March 2012 Reflections







International Women's Day (IWD) is celebrated on March 8th across the world.  It is a day when women are recognised for their achievements, regardless of divisions, whether national, ethnic, linguistic, cultural, economic or political.

It is an occasion for reflecting on past struggles and accomplishments and to celebrate acts of courage and determination by ordinary women who have played an extraordinary role in the history of their countries and communities. 

The theme for IWD this year is women's economic empowerment.  Across the world, 70% of the world's poor are women.  Although they do more than two thirds of the world's work, they earn less than 10% of the world's wages.  Millions of women are suffering the trauma of wars and violent conflicts and struggling to overcome enormous deprivation.  It is hard for us in the Western world to imagine what it is like to live like this. 

Despite our high standard of living and our greater ability to withstand the worst of the global financial crisis, according to the IWD website in Australia, significant barriers to women's economic security continue to exist in our own country.  These include lack of job security, occupying lower paid jobs, experiencing discrimination and less access to higher level positions - often arising out of their childrearing responsibilities and time out of the workforce. 

Although Australian women have made significant gains in the last two decades, I would suggest that they are possibly more stressed than their mothers were.  Yes they are living longer and enjoy better physical health and have a higher standard of living conditions.  However, these days there are greater expectations on women because of increased opportunities and the widespread idea that women can have it all eg. career and family.   Many of the women I see in my practice are displaying high levels of stress as they struggle to work full or part time or run a business, meet the standard of a "good mother" by ferrying their children around to after school and weekend activities, helping them with homework, plus shopping, cooking and cleaning.  Never before have there been so many demands and expectations on mothers (and fathers too I must add).  Some of these women are lone parents and have no one else to assist them.  Any wonder many women are exhausted and feeling inadequate as they endeavour to live up to the unrealistic expectations of our modern society. 

Whatever their roles, the women of our society are making a fundamentally important contribution to their communities, families and workplaces and without their efforts neither our economy nor our social structures could function.

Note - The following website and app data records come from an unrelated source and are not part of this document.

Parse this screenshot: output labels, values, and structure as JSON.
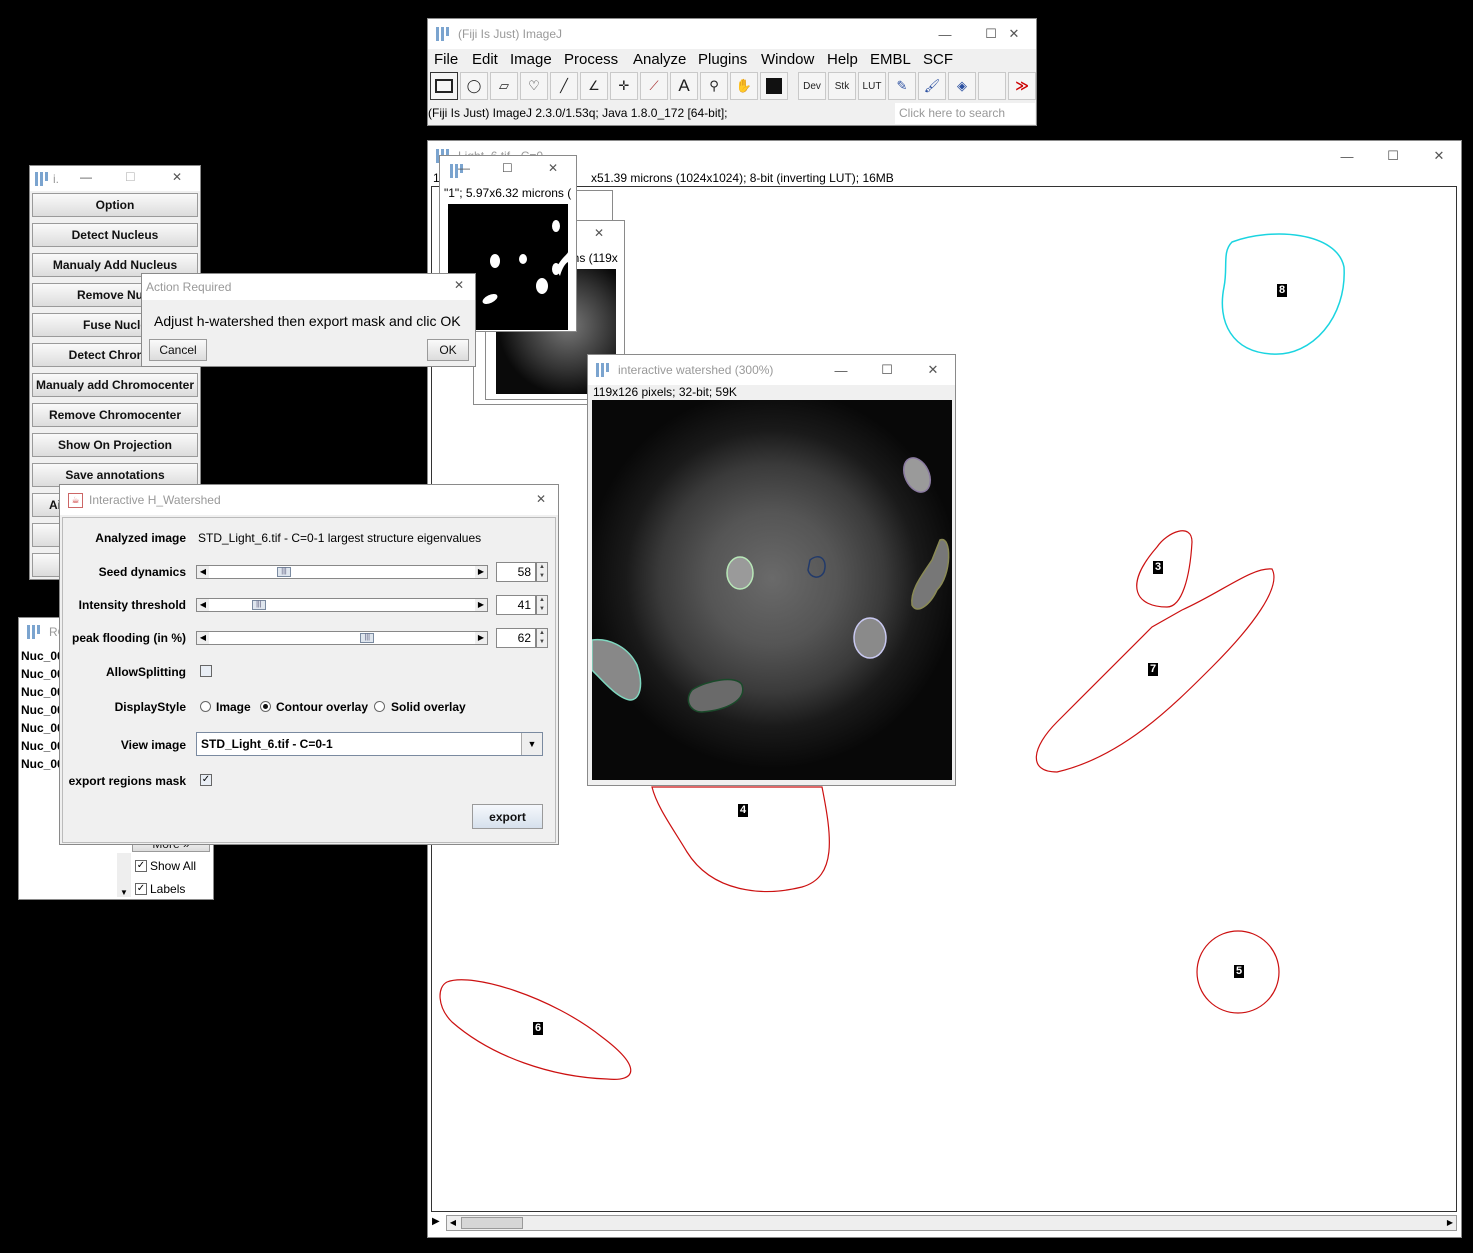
{
  "imagej": {
    "title": "(Fiji Is Just) ImageJ",
    "menus": [
      "File",
      "Edit",
      "Image",
      "Process",
      "Analyze",
      "Plugins",
      "Window",
      "Help",
      "EMBL",
      "SCF"
    ],
    "tools": [
      "rectangle-tool",
      "oval-tool",
      "polygon-tool",
      "freehand-tool",
      "line-tool",
      "angle-tool",
      "point-tool",
      "wand-tool",
      "text-tool",
      "magnifier-tool",
      "hand-tool",
      "color-picker-tool",
      "Dev",
      "Stk",
      "LUT",
      "pencil-tool",
      "brush-tool",
      "flood-fill-tool",
      "empty-slot",
      "more-tools"
    ],
    "dev_label": "Dev",
    "stk_label": "Stk",
    "lut_label": "LUT",
    "more_glyph": "≫",
    "status": "(Fiji Is Just) ImageJ 2.3.0/1.53q; Java 1.8.0_172 [64-bit];",
    "search_placeholder": "Click here to search"
  },
  "main_image": {
    "title": "Light_6.tif - C=0",
    "info_prefix": "1",
    "info": "x51.39 microns (1024x1024); 8-bit (inverting LUT); 16MB",
    "roi_labels": [
      "8",
      "3",
      "7",
      "4",
      "5",
      "6"
    ]
  },
  "mask_window": {
    "info": "\"1\"; 5.97x6.32 microns ("
  },
  "stack_window": {
    "info": "ons (119x"
  },
  "plugin_panel": {
    "title": "i.",
    "buttons": [
      "Option",
      "Detect Nucleus",
      "Manualy Add Nucleus",
      "Remove Nucl",
      "Fuse Nucle",
      "Detect Chromoc",
      "Manualy add Chromocenter",
      "Remove Chromocenter",
      "Show On Projection",
      "Save annotations",
      "Ai"
    ]
  },
  "roi_manager": {
    "title": "RO",
    "items": [
      "Nuc_00",
      "Nuc_00",
      "Nuc_00",
      "Nuc_00",
      "Nuc_00",
      "Nuc_00",
      "Nuc_00"
    ],
    "more_label": "More »",
    "show_all": "Show All",
    "labels": "Labels"
  },
  "action_dialog": {
    "title": "Action Required",
    "message": "Adjust h-watershed then export mask and clic OK",
    "cancel": "Cancel",
    "ok": "OK"
  },
  "watershed_preview": {
    "title": "interactive watershed (300%)",
    "info": "119x126 pixels; 32-bit; 59K"
  },
  "hwatershed": {
    "title": "Interactive H_Watershed",
    "analyzed_label": "Analyzed image",
    "analyzed_value": "STD_Light_6.tif - C=0-1 largest structure eigenvalues",
    "seed_label": "Seed dynamics",
    "seed_value": "58",
    "seed_fraction": 0.27,
    "intensity_label": "Intensity threshold",
    "intensity_value": "41",
    "intensity_fraction": 0.17,
    "flooding_label": "peak flooding (in %)",
    "flooding_value": "62",
    "flooding_fraction": 0.6,
    "allow_label": "AllowSplitting",
    "display_label": "DisplayStyle",
    "opt_image": "Image",
    "opt_contour": "Contour overlay",
    "opt_solid": "Solid overlay",
    "view_label": "View image",
    "view_value": "STD_Light_6.tif - C=0-1",
    "export_mask_label": "export regions mask",
    "export_button": "export"
  },
  "colors": {
    "roi_red": "#cc1111",
    "roi_cyan": "#1ad4e0"
  }
}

Many of these women are volunteers or work in low paid jobs.  They  care for our children, our elderly and provide and advocate for better services and equality for people with disabilities. 

Talking to young women these days, it seems to me that to many of them take for granted the advances that women have made over the years and are unaware of the enormous obstacles which had to be overcome to achieve them.  It must seem strange for them to imagine a world where women did not vote, did not have access to education and equal pay.  International Women's Day is an opportunity to look back at the wonderful work of women in the past who fought for the rights and equality that we modern women enjoy today and recognize and value their legacy to us.  We have a responsibility to continue the fight and not be complacent or allow those gains to be lost.  There is still more to be done, not only in the developing countries, but in our own, where the plight of many women who experience disadvantage as a result of economic or social background, in particular our indigenous women and those with disabilities or their carers, needs to be addressed.

So lets remember and celebrate and continue to work for the economic, political and social equality of women everywhere. 

How you can take action now?  Here are a couple of ideas.

Make a difference in a woman's life by giving through KIVA  See link below

Help African girls into education - Go to


                        Now for something for yourself




Re-vitalise - Re-charge - Re-energise - Re-fresh


This is a one day event for women to learn how to be healthier, less stressed, fitter and more stylish.  Presented by a Naturopath, Personal Trainer, Aromatherapist and Image Consultant.  Many bonuses offered in a fun and educational day.

            When:  Saturday, 17th March, 2012 -  9 am to 5 pm.

      Venue:  Function Centre Syndal Baptist Church,

                 588 High Street Road, Glen Waverley

Early Bird rate:  $197

Bookings and Enquiries:  Simone Morley, Centre for Wellness - 9887 6391